North, Nor brook'd they long their friendly faith abused; Destroy'd at every stoop an ancient reign!
For, with a common shriek, the general tongue Far other fate had Heaven decreed for Spain; Exclaim'd, “ To arms!”—and fast to arms they In vain the steel, in vain the torch was plied, sprung
New Patriot armies started from the slain, And VALOR woke, that Genius of the Land ! High blazed the war, and long, and far, and Pleasure, and ease, and sloth, aside he flung,
wide, As burst th' awakening Nazarite his band, And oft the God of Battles blest the righteous side. When 'gainst his treacherous foes he clench'd his dreadful hand.
Nor unatoned, where Freedom's foes prevail, XLV.
Remain’d their savage waste. With blade That Mimic Monarch now cast anxious eye

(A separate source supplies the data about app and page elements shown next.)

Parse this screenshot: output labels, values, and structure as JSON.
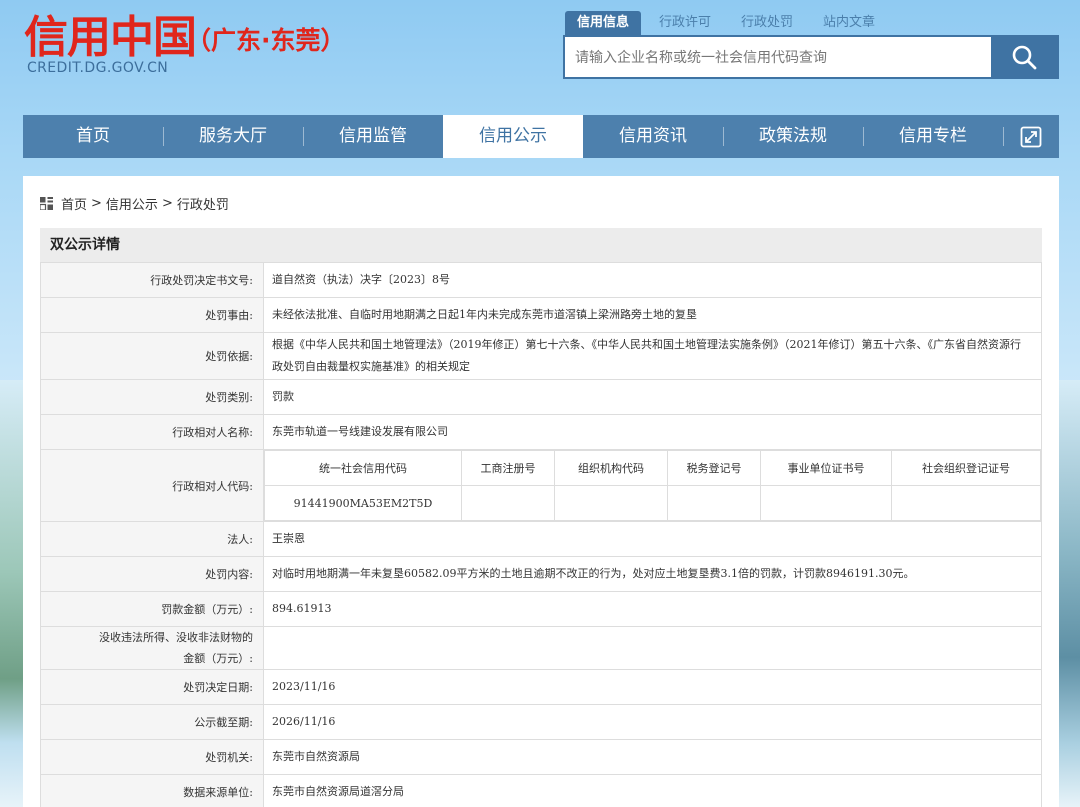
{
  "header": {
    "logo_main": "信用中国",
    "logo_region": "（广东·东莞）",
    "logo_domain": "CREDIT.DG.GOV.CN"
  },
  "search": {
    "tabs": [
      "信用信息",
      "行政许可",
      "行政处罚",
      "站内文章"
    ],
    "placeholder": "请输入企业名称或统一社会信用代码查询",
    "button_icon": "search-icon"
  },
  "nav": {
    "items": [
      "首页",
      "服务大厅",
      "信用监管",
      "信用公示",
      "信用资讯",
      "政策法规",
      "信用专栏"
    ],
    "active_index": 3,
    "expand_icon": "expand-icon"
  },
  "breadcrumb": {
    "icon": "grid-icon",
    "items": [
      "首页",
      "信用公示",
      "行政处罚"
    ],
    "separator": ">"
  },
  "section_title": "双公示详情",
  "detail": {
    "rows": [
      {
        "label": "行政处罚决定书文号:",
        "value": "道自然资（执法）决字〔2023〕8号"
      },
      {
        "label": "处罚事由:",
        "value": "未经依法批准、自临时用地期满之日起1年内未完成东莞市道滘镇上梁洲路旁土地的复垦"
      },
      {
        "label": "处罚依据:",
        "value": "根据《中华人民共和国土地管理法》（2019年修正）第七十六条、《中华人民共和国土地管理法实施条例》（2021年修订）第五十六条、《广东省自然资源行政处罚自由裁量权实施基准》的相关规定"
      },
      {
        "label": "处罚类别:",
        "value": "罚款"
      },
      {
        "label": "行政相对人名称:",
        "value": "东莞市轨道一号线建设发展有限公司"
      }
    ],
    "code_row": {
      "label": "行政相对人代码:",
      "headers": [
        "统一社会信用代码",
        "工商注册号",
        "组织机构代码",
        "税务登记号",
        "事业单位证书号",
        "社会组织登记证号"
      ],
      "values": [
        "91441900MA53EM2T5D",
        "",
        "",
        "",
        "",
        ""
      ]
    },
    "rows2": [
      {
        "label": "法人:",
        "value": "王崇恩"
      },
      {
        "label": "处罚内容:",
        "value": "对临时用地期满一年未复垦60582.09平方米的土地且逾期不改正的行为，处对应土地复垦费3.1倍的罚款，计罚款8946191.30元。"
      },
      {
        "label": "罚款金额（万元）:",
        "value": "894.61913"
      },
      {
        "label": "没收违法所得、没收非法财物的金额（万元）:",
        "value": ""
      },
      {
        "label": "处罚决定日期:",
        "value": "2023/11/16"
      },
      {
        "label": "公示截至期:",
        "value": "2026/11/16"
      },
      {
        "label": "处罚机关:",
        "value": "东莞市自然资源局"
      },
      {
        "label": "数据来源单位:",
        "value": "东莞市自然资源局道滘分局"
      }
    ]
  },
  "colors": {
    "brand_red": "#e0261c",
    "nav_blue": "#4d80ad",
    "accent_blue": "#3f73a3"
  }
}
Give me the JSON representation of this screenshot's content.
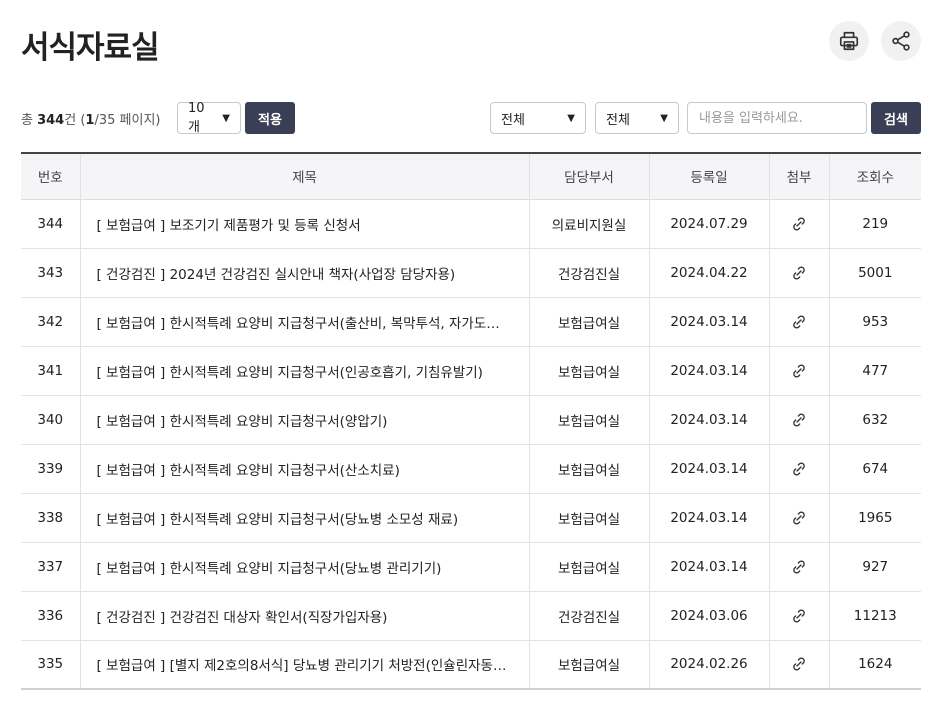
{
  "page": {
    "title": "서식자료실"
  },
  "actions": {
    "print_icon": "printer-icon",
    "share_icon": "share-icon"
  },
  "summary": {
    "prefix": "총 ",
    "total": "344",
    "unit": "건 (",
    "current_page": "1",
    "separator": "/",
    "total_pages": "35",
    "suffix": " 페이지)"
  },
  "filters": {
    "page_size": "10개",
    "apply_label": "적용",
    "category_1": "전체",
    "category_2": "전체",
    "search_placeholder": "내용을 입력하세요.",
    "search_label": "검색"
  },
  "table": {
    "headers": [
      "번호",
      "제목",
      "담당부서",
      "등록일",
      "첨부",
      "조회수"
    ],
    "rows": [
      {
        "no": "344",
        "title": "[ 보험급여 ] 보조기기 제품평가 및 등록 신청서",
        "dept": "의료비지원실",
        "date": "2024.07.29",
        "views": "219"
      },
      {
        "no": "343",
        "title": "[ 건강검진 ] 2024년 건강검진 실시안내 책자(사업장 담당자용)",
        "dept": "건강검진실",
        "date": "2024.04.22",
        "views": "5001"
      },
      {
        "no": "342",
        "title": "[ 보험급여 ] 한시적특례 요양비 지급청구서(출산비, 복막투석, 자가도뇨, ...",
        "dept": "보험급여실",
        "date": "2024.03.14",
        "views": "953"
      },
      {
        "no": "341",
        "title": "[ 보험급여 ] 한시적특례 요양비 지급청구서(인공호흡기, 기침유발기)",
        "dept": "보험급여실",
        "date": "2024.03.14",
        "views": "477"
      },
      {
        "no": "340",
        "title": "[ 보험급여 ] 한시적특례 요양비 지급청구서(양압기)",
        "dept": "보험급여실",
        "date": "2024.03.14",
        "views": "632"
      },
      {
        "no": "339",
        "title": "[ 보험급여 ] 한시적특례 요양비 지급청구서(산소치료)",
        "dept": "보험급여실",
        "date": "2024.03.14",
        "views": "674"
      },
      {
        "no": "338",
        "title": "[ 보험급여 ] 한시적특례 요양비 지급청구서(당뇨병 소모성 재료)",
        "dept": "보험급여실",
        "date": "2024.03.14",
        "views": "1965"
      },
      {
        "no": "337",
        "title": "[ 보험급여 ] 한시적특례 요양비 지급청구서(당뇨병 관리기기)",
        "dept": "보험급여실",
        "date": "2024.03.14",
        "views": "927"
      },
      {
        "no": "336",
        "title": "[ 건강검진 ] 건강검진 대상자 확인서(직장가입자용)",
        "dept": "건강검진실",
        "date": "2024.03.06",
        "views": "11213"
      },
      {
        "no": "335",
        "title": "[ 보험급여 ] [별지 제2호의8서식] 당뇨병 관리기기 처방전(인슐린자동주...",
        "dept": "보험급여실",
        "date": "2024.02.26",
        "views": "1624"
      }
    ],
    "attachment_icon": "paperclip-icon"
  }
}
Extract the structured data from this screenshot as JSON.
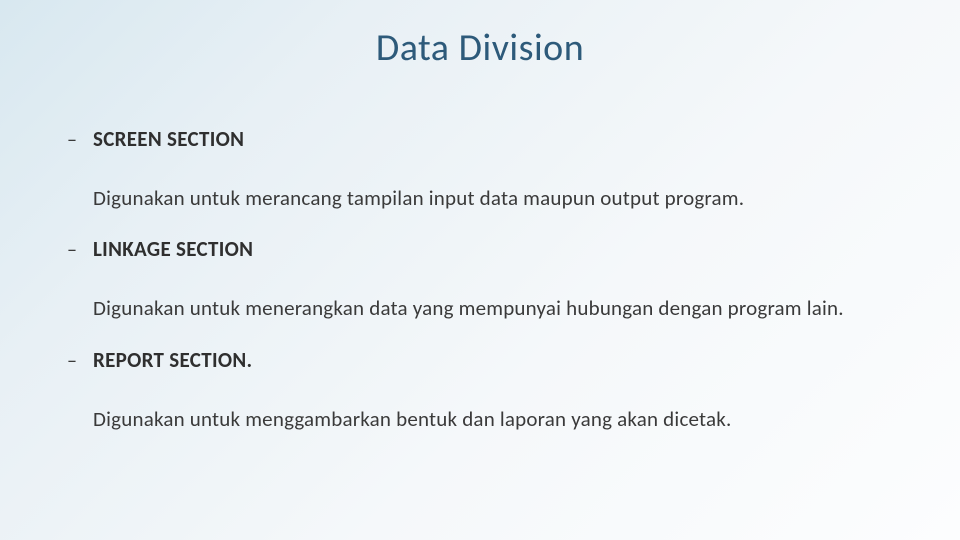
{
  "title": "Data Division",
  "sections": [
    {
      "heading": "SCREEN SECTION",
      "desc": "Digunakan untuk merancang tampilan input data maupun output program."
    },
    {
      "heading": "LINKAGE SECTION",
      "desc": "Digunakan untuk menerangkan data yang mempunyai hubungan dengan program lain."
    },
    {
      "heading": "REPORT SECTION.",
      "desc": "Digunakan untuk menggambarkan bentuk dan laporan yang akan dicetak."
    }
  ],
  "bullet": "–"
}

and brand, Upon the Satraps that begirt him round, By day the Invaders ravaged hill and dale, Now doff’d his royal robe in act to fly,
But, with the darkness, the Guerilla band And from his brow the diadem unbound. Came like night's tempest, and avenged the land, So oft, so near, the Patriot bugle wound,
And claim'd for blood the retribution due, From Tarick's walls to Bilboa's mountains Probed the hard heart, and lopp'd the murd'rous blown,
hand; These martial satellites hard labor found,
And Dawn, when o'er the scene her beams To guard a while his substituted throne
[knew. Light recking of his cause, but battling for their own. Midst ruins they had made, the spoilers' corpses
And it was echo'd from Corunna's wall;
1“ We are not altogether pleased with the lines which follow the description of Bonaparte's birth and country. In historical truth, we believe, his family was not plebeian; and, setting aside the old saying of 'genus et proavos,' the poet is here evidently becoming a chorus to his own scene, and explaining a fact which could by no means be inferred from the
pageant that passes before the eyes of the King and Prelate.
2 See Appendix, Note K.